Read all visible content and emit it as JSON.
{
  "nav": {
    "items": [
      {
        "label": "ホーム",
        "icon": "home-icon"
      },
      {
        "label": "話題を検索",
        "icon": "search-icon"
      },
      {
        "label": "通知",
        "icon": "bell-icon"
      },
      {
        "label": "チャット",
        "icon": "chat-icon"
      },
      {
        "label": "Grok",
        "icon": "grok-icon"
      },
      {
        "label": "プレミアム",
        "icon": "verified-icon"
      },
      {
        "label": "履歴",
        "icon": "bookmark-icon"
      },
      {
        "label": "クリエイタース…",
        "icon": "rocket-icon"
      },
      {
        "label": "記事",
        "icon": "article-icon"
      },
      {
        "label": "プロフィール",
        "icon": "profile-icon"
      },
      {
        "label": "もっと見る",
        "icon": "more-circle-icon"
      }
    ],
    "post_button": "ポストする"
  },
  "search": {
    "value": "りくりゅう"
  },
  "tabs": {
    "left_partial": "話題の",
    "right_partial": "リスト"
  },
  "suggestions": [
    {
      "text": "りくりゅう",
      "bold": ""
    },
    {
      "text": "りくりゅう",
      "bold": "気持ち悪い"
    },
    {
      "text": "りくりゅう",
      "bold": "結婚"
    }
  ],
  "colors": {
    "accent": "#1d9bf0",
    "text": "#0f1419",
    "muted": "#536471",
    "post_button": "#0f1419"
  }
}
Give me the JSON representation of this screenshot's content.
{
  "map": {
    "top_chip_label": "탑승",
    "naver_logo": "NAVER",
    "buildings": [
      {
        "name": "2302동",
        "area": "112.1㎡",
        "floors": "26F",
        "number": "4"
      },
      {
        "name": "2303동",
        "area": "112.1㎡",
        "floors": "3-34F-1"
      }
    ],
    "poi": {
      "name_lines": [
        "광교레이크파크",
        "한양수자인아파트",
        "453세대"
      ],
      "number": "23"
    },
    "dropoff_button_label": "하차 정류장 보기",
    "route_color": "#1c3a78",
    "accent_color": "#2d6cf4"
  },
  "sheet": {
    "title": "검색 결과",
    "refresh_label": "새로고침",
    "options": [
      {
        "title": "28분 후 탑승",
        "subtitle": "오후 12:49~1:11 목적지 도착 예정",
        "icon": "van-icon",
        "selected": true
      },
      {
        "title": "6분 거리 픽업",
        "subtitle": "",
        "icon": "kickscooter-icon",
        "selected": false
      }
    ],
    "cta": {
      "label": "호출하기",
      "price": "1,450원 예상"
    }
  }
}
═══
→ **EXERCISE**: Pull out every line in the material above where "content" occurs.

→ **REPLY TO THE EXERCISE**:
Read all visible content and emit it as JSON.
Give me the JSON representation of this screenshot's content.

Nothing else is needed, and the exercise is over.